It’s hard to write about this Chinese-produced, Golden-Bear-winning film festival staple without talking about noir. The monochromatic English title hints at the film’s debt to the genre: a series of gruesome, unsolved murders; an alcoholic, disgraced detective; an enigmatic, beautiful femme fatale; an overarching sense of uncertainty. But the Chinese title – Bai Ri Yan Huo, or “Daylight Fireworks” – suggests that director Diao Yinan is not merely interested in recreating noir tropes in a Chinese setting, a conclusion confirmed by the film’s captivating and confusing conclusion (recalling Beau Travail).

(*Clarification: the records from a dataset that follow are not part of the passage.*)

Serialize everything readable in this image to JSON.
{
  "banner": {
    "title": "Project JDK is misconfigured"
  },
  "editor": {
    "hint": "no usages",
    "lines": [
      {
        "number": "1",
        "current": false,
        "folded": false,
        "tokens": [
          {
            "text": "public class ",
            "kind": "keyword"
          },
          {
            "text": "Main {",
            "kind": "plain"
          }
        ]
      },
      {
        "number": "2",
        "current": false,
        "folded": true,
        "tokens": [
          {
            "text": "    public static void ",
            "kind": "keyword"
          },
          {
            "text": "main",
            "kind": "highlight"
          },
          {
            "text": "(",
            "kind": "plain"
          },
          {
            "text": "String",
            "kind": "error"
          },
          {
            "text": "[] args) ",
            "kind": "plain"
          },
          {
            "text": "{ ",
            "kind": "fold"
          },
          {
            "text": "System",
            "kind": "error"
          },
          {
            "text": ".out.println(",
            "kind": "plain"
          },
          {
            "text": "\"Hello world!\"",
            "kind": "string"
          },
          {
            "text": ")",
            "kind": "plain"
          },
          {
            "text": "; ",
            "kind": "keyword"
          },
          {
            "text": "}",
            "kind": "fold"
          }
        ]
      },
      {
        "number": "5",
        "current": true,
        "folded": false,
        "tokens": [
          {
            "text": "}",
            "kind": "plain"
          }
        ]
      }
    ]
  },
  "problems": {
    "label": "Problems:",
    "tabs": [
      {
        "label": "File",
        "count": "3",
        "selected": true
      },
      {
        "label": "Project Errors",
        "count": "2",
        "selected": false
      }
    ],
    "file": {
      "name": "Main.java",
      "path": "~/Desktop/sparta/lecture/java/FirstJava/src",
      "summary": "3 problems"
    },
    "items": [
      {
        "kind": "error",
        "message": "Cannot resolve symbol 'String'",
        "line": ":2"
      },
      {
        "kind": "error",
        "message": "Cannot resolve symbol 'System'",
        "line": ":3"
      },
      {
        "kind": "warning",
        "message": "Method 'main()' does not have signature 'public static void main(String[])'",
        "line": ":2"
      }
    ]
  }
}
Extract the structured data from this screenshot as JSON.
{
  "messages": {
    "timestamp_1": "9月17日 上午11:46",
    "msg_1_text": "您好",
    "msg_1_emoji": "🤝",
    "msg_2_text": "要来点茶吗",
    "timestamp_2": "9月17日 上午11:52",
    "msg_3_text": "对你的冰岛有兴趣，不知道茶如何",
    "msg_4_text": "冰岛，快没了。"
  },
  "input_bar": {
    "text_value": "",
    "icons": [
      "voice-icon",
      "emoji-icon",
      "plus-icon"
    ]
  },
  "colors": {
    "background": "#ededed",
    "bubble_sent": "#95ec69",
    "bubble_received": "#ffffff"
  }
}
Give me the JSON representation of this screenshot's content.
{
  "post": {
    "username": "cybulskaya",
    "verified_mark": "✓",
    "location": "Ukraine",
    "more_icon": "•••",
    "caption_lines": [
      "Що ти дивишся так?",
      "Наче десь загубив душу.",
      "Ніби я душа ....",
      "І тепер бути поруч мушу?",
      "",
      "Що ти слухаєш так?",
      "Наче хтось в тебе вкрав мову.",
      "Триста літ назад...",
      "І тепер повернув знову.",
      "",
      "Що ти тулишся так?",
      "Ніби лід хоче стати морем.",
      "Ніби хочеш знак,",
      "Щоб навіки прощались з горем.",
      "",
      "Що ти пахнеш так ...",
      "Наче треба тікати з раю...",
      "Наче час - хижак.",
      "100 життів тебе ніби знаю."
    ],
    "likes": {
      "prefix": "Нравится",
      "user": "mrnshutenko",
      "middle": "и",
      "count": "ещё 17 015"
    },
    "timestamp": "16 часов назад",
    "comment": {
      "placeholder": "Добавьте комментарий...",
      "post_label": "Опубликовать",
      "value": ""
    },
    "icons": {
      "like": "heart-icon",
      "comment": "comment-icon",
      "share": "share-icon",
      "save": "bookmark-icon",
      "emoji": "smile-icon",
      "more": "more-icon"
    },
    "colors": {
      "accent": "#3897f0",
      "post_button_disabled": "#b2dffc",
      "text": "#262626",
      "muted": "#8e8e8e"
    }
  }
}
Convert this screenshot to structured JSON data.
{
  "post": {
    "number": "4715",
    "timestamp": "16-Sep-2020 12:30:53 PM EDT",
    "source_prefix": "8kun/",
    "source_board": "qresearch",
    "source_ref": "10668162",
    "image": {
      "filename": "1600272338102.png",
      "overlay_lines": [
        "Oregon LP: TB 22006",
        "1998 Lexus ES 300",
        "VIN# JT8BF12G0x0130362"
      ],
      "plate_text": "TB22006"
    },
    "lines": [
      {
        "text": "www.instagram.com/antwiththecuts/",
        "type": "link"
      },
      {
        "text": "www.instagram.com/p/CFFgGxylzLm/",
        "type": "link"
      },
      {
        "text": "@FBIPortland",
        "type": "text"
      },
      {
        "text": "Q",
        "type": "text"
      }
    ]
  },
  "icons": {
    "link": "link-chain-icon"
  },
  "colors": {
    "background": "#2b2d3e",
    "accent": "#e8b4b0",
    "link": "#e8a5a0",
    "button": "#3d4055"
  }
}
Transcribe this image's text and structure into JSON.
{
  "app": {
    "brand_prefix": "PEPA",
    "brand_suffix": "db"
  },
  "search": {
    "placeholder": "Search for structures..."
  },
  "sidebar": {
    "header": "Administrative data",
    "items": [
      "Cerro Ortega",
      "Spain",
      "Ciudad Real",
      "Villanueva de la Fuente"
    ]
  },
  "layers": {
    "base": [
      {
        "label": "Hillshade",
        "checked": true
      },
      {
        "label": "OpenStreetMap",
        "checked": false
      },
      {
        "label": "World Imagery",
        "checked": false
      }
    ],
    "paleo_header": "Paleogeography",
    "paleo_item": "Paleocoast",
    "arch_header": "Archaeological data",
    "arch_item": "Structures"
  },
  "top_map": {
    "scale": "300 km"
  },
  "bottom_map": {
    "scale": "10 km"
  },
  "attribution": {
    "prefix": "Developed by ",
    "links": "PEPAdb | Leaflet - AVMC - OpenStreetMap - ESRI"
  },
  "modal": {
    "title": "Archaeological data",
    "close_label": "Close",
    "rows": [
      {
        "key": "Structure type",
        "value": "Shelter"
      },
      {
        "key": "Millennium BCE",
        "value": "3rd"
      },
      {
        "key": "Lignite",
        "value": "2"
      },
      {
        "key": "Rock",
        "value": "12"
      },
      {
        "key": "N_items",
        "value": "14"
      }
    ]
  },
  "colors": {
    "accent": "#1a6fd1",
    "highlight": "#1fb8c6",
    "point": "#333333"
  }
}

Noir protagonists tend to equal parts headstrong and oblivious, strongarming their way into mysteries they don’t fully understand until the film reaches its climax. This is true of Black Coal, Thin Ice’s Zhang Zili (Liao Fan) ex-cop, true, but we’re left equally in the dark as the film navigates its story with a stop-start pacing, interrupting languorous moments with unexpected violence, truncating action scenes and consistently obscuring narrative detail.
The film’s chief appeal is aesthetic. Yinan demonstrates a knack for striking compositions somewhere on the stylistic continuum between the deep shadows of noir and the grubby authenticity of modern realism, as though we’re looking onto a nocturnal cityscape through a smeared, icy window.